▶ [Problem details]: Say how many of the lines below contain the word "Semantic"; nothing else belongs in the answer.

Data records for software interfaces

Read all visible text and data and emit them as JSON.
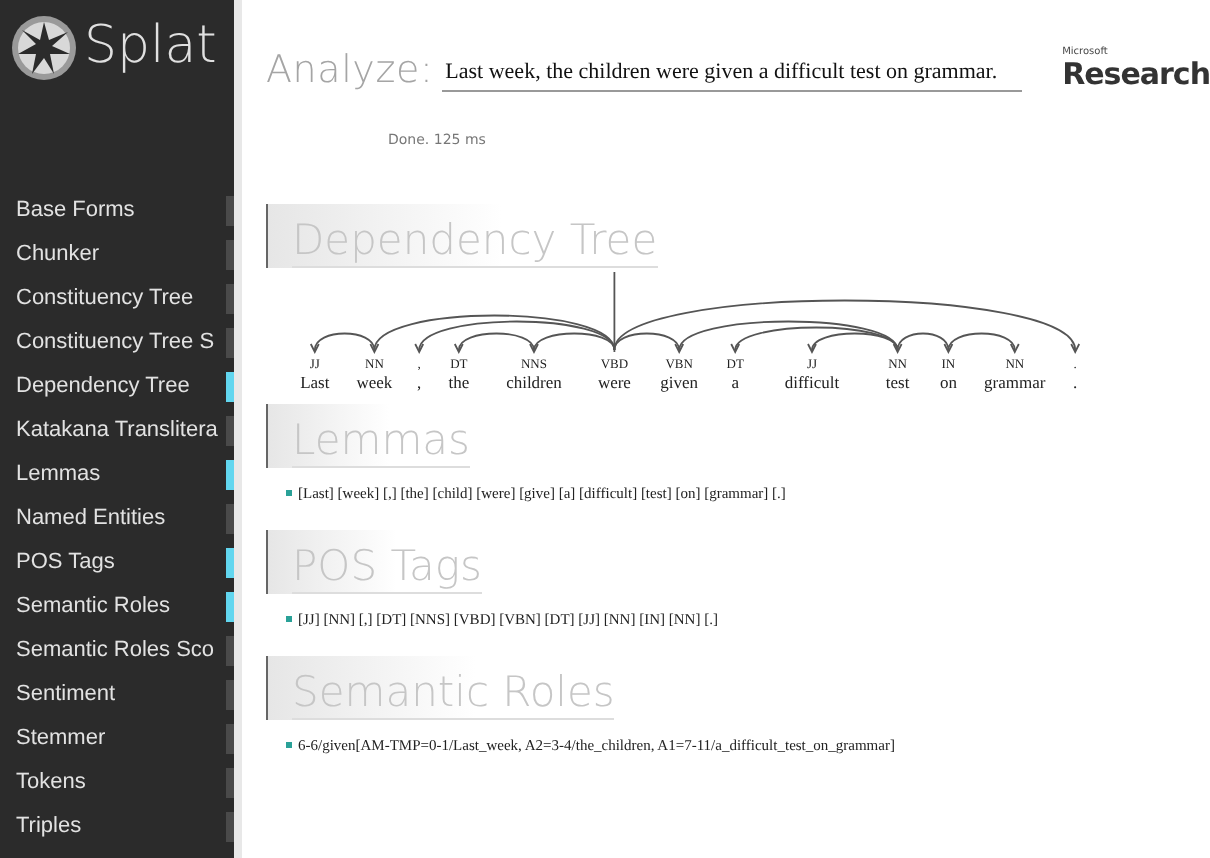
{
  "app": {
    "name": "Splat"
  },
  "sidebar": {
    "items": [
      {
        "label": "Base Forms",
        "selected": false
      },
      {
        "label": "Chunker",
        "selected": false
      },
      {
        "label": "Constituency Tree",
        "selected": false
      },
      {
        "label": "Constituency Tree S",
        "selected": false
      },
      {
        "label": "Dependency Tree",
        "selected": true
      },
      {
        "label": "Katakana Translitera",
        "selected": false
      },
      {
        "label": "Lemmas",
        "selected": true
      },
      {
        "label": "Named Entities",
        "selected": false
      },
      {
        "label": "POS Tags",
        "selected": true
      },
      {
        "label": "Semantic Roles",
        "selected": true
      },
      {
        "label": "Semantic Roles Sco",
        "selected": false
      },
      {
        "label": "Sentiment",
        "selected": false
      },
      {
        "label": "Stemmer",
        "selected": false
      },
      {
        "label": "Tokens",
        "selected": false
      },
      {
        "label": "Triples",
        "selected": false
      }
    ]
  },
  "analyze": {
    "label": "Analyze:",
    "value": "Last week, the children were given a difficult test on grammar."
  },
  "brand": {
    "small": "Microsoft",
    "large": "Research"
  },
  "status": "Done. 125 ms",
  "sections": [
    {
      "kind": "tree",
      "title": "Dependency Tree",
      "tokens": [
        {
          "tag": "JJ",
          "word": "Last"
        },
        {
          "tag": "NN",
          "word": "week"
        },
        {
          "tag": ",",
          "word": ","
        },
        {
          "tag": "DT",
          "word": "the"
        },
        {
          "tag": "NNS",
          "word": "children"
        },
        {
          "tag": "VBD",
          "word": "were"
        },
        {
          "tag": "VBN",
          "word": "given"
        },
        {
          "tag": "DT",
          "word": "a"
        },
        {
          "tag": "JJ",
          "word": "difficult"
        },
        {
          "tag": "NN",
          "word": "test"
        },
        {
          "tag": "IN",
          "word": "on"
        },
        {
          "tag": "NN",
          "word": "grammar"
        },
        {
          "tag": ".",
          "word": "."
        }
      ]
    },
    {
      "kind": "line",
      "title": "Lemmas",
      "text": "[Last] [week] [,] [the] [child] [were] [give] [a] [difficult] [test] [on] [grammar] [.]"
    },
    {
      "kind": "line",
      "title": "POS Tags",
      "text": "[JJ] [NN] [,] [DT] [NNS] [VBD] [VBN] [DT] [JJ] [NN] [IN] [NN] [.]"
    },
    {
      "kind": "line",
      "title": "Semantic Roles",
      "text": "6-6/given[AM-TMP=0-1/Last_week, A2=3-4/the_children, A1=7-11/a_difficult_test_on_grammar]"
    }
  ]
}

▶ [Your response]: 3